> _Activity_
Among the entries below, please show each line that carries the word "more".

> _Data under study_
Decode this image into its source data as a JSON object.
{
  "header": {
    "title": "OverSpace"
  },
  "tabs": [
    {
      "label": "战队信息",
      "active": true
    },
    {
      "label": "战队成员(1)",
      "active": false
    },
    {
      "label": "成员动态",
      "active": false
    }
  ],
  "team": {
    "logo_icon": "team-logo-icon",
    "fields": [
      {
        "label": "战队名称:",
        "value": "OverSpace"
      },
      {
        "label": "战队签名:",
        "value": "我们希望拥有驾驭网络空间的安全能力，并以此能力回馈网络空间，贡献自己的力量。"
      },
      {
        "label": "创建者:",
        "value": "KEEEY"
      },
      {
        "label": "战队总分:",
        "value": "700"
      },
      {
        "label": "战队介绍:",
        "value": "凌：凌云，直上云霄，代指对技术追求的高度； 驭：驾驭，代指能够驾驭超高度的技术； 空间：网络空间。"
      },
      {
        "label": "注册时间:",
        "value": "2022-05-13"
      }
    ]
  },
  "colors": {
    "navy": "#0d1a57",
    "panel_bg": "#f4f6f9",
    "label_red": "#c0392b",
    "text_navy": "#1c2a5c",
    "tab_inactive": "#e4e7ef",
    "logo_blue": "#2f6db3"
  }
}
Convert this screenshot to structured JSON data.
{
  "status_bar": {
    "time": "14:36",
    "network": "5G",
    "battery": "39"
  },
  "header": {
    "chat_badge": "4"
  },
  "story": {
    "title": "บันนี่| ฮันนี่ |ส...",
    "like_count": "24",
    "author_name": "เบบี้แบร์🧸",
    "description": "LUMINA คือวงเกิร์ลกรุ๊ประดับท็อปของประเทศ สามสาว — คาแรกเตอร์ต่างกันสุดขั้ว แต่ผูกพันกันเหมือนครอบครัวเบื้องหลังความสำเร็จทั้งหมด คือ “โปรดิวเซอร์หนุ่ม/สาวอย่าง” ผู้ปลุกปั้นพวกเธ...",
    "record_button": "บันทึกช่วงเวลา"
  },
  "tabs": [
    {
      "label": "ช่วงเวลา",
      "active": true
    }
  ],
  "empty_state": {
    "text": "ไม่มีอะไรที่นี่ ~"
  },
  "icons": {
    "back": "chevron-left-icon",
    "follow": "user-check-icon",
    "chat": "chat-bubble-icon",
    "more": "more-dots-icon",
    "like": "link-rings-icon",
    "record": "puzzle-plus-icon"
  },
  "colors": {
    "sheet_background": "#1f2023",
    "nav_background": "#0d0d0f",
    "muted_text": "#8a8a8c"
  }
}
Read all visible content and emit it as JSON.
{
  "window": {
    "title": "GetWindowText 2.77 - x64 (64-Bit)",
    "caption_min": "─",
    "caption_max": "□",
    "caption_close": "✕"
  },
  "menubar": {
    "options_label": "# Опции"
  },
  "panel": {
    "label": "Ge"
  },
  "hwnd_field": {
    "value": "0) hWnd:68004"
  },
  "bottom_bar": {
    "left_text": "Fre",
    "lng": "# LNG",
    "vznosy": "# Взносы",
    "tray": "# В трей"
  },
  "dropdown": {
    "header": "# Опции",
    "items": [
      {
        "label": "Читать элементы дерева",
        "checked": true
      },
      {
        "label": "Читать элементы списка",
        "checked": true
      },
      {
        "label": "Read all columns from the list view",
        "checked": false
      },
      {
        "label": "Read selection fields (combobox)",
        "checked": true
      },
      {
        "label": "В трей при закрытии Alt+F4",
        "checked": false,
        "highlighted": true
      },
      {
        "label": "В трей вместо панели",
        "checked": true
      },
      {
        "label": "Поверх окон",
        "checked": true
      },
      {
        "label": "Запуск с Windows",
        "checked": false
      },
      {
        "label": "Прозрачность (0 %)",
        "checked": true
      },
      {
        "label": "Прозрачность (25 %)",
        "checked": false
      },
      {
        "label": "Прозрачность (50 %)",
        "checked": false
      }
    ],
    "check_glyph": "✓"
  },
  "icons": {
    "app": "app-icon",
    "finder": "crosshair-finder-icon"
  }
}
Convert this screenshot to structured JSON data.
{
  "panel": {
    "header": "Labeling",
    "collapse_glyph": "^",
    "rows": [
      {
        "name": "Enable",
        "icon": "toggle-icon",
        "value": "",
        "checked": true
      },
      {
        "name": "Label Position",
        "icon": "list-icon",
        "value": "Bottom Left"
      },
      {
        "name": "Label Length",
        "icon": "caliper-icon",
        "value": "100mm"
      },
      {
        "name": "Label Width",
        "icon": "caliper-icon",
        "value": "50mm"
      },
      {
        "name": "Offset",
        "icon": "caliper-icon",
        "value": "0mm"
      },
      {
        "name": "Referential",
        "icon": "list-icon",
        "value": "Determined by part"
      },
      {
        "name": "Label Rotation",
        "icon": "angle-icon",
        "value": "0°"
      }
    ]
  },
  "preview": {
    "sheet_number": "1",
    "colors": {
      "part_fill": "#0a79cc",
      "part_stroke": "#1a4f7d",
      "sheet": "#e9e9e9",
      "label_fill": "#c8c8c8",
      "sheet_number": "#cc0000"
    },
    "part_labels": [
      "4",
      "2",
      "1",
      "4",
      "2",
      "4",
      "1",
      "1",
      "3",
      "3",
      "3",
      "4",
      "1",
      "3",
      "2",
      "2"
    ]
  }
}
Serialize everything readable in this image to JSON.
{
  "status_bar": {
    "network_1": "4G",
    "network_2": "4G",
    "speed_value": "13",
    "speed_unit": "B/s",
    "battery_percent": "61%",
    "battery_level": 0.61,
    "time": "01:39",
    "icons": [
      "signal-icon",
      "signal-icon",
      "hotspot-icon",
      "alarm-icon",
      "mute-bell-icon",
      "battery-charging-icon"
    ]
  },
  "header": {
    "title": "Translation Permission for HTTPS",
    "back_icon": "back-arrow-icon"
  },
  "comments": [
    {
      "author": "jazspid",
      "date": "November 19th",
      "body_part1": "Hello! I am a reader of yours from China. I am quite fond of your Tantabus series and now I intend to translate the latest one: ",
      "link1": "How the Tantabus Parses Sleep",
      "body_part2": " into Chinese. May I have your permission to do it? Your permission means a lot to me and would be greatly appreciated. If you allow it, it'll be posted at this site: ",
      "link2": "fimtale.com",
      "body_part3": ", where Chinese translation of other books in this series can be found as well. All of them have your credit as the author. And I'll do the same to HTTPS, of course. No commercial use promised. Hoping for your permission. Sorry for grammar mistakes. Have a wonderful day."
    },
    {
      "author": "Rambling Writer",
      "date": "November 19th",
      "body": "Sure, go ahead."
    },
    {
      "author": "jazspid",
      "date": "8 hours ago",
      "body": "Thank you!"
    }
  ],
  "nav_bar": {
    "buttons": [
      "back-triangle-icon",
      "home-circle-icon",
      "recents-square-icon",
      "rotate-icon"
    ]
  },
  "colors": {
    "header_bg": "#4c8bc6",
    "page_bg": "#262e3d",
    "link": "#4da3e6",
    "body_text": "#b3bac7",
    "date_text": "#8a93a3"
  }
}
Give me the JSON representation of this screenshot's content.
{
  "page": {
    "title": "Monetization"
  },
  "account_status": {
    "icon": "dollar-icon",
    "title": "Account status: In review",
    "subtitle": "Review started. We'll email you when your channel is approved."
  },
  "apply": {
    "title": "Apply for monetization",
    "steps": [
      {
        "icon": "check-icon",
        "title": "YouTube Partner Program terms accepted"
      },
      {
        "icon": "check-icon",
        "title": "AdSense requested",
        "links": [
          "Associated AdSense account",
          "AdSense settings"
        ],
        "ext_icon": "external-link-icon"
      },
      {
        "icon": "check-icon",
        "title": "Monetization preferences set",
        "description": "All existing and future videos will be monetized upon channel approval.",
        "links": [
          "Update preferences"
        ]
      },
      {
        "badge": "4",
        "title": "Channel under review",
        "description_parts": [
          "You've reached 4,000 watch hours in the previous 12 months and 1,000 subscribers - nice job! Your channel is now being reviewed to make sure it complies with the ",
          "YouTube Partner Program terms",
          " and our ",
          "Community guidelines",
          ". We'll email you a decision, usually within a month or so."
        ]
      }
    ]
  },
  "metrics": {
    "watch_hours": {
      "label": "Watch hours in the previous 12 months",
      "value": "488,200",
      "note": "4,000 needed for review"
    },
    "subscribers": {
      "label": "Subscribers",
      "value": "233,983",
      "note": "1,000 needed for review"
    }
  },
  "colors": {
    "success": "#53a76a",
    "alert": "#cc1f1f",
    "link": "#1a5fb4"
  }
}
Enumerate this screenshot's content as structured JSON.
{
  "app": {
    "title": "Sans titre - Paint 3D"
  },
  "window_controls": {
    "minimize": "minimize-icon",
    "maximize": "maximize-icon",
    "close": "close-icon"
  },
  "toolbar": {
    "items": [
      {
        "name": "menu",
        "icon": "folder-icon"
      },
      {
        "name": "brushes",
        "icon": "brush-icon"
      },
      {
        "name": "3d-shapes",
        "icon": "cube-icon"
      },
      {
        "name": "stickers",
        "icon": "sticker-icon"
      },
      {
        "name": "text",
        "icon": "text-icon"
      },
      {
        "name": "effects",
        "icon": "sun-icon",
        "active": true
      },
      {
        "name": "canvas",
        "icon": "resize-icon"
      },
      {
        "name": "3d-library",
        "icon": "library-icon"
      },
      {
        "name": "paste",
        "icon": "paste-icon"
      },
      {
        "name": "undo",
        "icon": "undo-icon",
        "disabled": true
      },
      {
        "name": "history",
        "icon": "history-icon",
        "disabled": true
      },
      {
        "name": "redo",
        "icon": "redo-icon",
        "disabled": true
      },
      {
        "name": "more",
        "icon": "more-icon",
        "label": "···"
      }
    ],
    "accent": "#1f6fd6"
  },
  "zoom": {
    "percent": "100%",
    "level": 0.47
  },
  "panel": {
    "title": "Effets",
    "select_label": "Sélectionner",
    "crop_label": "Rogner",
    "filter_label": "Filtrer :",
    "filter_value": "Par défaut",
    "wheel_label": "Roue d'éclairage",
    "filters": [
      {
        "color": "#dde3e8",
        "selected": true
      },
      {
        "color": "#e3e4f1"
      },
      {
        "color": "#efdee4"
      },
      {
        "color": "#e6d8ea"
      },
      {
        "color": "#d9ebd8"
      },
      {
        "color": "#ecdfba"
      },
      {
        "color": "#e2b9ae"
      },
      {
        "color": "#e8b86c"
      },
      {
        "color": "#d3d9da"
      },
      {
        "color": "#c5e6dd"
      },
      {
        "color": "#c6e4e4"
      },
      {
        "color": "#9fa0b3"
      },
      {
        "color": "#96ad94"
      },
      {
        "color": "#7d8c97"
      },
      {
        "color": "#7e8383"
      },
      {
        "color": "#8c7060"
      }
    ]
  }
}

> _Expected output_
    "more": "more-dots-icon",
        "name": "more",
        "icon": "more-icon",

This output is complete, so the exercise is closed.